SUPPLIED RECORDS START

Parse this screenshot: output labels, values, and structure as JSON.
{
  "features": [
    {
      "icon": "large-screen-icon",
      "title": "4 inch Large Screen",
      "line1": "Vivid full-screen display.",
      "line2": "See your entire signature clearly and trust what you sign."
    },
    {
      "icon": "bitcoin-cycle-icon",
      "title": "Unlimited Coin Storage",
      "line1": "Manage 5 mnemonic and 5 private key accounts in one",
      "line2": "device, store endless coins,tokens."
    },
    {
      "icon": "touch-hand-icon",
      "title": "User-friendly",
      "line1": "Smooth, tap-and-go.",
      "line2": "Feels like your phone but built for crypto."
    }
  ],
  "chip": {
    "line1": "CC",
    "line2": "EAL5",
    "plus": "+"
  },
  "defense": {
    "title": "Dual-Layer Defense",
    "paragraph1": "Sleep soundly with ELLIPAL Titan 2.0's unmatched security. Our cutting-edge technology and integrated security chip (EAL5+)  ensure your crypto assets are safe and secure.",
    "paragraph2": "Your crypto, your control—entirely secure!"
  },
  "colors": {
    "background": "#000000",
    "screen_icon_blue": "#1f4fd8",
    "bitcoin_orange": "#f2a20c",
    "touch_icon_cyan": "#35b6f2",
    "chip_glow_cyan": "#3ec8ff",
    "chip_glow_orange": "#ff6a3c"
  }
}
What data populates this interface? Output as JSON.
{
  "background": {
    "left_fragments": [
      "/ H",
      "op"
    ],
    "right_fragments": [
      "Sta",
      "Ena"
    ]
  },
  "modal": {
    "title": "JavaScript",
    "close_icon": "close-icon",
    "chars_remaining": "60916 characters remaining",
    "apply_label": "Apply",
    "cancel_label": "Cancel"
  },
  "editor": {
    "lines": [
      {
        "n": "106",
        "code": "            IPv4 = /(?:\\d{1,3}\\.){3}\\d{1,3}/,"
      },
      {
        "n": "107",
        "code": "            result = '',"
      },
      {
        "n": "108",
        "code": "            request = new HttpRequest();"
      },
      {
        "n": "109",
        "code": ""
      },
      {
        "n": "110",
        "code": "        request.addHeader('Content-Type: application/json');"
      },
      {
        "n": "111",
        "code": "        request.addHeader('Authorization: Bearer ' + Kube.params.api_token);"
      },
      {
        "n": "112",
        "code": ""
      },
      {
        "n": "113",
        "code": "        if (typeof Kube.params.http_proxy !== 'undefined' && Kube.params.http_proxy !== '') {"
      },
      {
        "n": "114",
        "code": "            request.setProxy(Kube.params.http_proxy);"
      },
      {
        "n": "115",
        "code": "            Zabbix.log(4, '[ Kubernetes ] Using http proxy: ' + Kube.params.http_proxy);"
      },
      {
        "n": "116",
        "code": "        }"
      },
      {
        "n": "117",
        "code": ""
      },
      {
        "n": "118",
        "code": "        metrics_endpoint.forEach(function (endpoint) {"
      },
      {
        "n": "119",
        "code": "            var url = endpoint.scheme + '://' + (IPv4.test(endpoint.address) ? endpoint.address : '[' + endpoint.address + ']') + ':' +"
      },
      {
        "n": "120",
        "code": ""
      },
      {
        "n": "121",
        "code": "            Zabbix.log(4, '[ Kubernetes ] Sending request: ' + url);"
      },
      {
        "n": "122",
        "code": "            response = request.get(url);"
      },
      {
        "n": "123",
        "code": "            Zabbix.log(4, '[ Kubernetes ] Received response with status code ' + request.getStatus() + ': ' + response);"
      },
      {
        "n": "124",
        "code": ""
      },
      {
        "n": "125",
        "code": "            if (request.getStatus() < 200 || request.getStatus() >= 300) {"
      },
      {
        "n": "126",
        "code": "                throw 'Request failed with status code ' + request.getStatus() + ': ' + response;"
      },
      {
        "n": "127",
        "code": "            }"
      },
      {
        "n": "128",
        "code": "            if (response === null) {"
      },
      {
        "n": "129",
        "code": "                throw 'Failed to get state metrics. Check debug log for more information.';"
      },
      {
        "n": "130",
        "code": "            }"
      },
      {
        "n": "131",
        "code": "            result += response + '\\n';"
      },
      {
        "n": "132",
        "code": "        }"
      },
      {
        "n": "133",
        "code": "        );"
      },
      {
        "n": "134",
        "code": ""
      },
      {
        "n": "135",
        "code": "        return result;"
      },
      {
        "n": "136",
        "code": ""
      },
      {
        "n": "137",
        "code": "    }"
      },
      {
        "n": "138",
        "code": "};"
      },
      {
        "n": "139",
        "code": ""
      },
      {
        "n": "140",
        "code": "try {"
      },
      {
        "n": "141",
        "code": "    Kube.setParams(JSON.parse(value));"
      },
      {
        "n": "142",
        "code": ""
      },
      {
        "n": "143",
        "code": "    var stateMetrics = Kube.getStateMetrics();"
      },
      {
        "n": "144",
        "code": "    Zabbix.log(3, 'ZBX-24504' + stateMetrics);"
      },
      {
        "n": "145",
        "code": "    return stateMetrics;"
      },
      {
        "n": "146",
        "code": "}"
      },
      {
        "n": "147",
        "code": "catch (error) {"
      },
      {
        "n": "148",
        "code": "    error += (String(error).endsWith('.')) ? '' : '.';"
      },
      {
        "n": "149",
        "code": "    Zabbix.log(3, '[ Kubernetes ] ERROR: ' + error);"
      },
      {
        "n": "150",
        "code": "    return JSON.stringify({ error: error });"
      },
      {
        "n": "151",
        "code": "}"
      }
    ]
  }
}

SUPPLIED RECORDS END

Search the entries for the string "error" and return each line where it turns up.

        "code": "catch (error) {"
        "code": "    error += (String(error).endsWith('.')) ? '' : '.';"
        "code": "    Zabbix.log(3, '[ Kubernetes ] ERROR: ' + error);"
        "code": "    return JSON.stringify({ error: error });"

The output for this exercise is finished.